Management of tuberculosis in children in low-income countries
Children become infected when they are exposed to infectious adults with smear-positive tuberculosis (TB). Most children become infected, but few progress to disease (TB). Children at greatest risk of developing disease are those younger than 5 years of age, HIV-infected and severely malnourished. TB is diagnosed in a child when the child has been exposed to an infectious case, has symptoms and a radiological picture suggestive of TB. Children are treated by the DOTS strategy, and can be treated with 6- or 8-month regimens. HIV-infected children are treated with the same regimens. Children under 5 years of age exposed to an infectious case or infected with TB (tuberculin skin test positive) who are asymptomatic must receive preventive chemotherapy (isoniazid for 6 months). Babies born to mothers with active TB must be managed carefully, as they could have congenital TB, and if they do not have TB they will need preventive chemotherapy for 6 months. BCG is indicated in all children soon after birth, except for those with symptomatic HIV infection.
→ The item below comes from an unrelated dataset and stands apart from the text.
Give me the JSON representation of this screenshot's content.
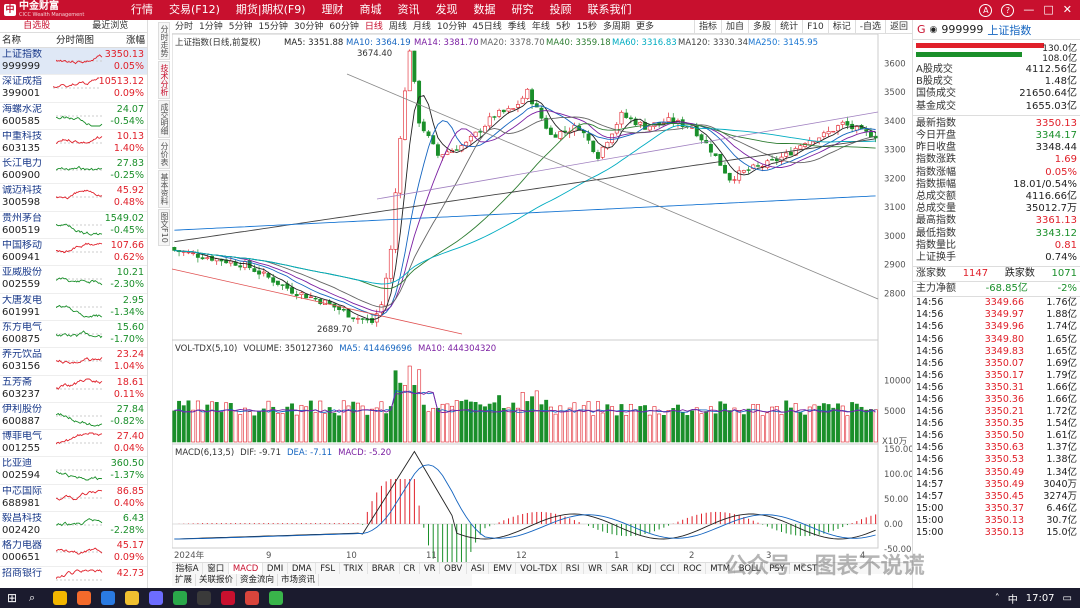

The main aim of any TB programme is to prevent the spread of TB, and also the spread to children, which is best achieved by early detection and treatment of adults with smear-positive TB. © 2005 The Union.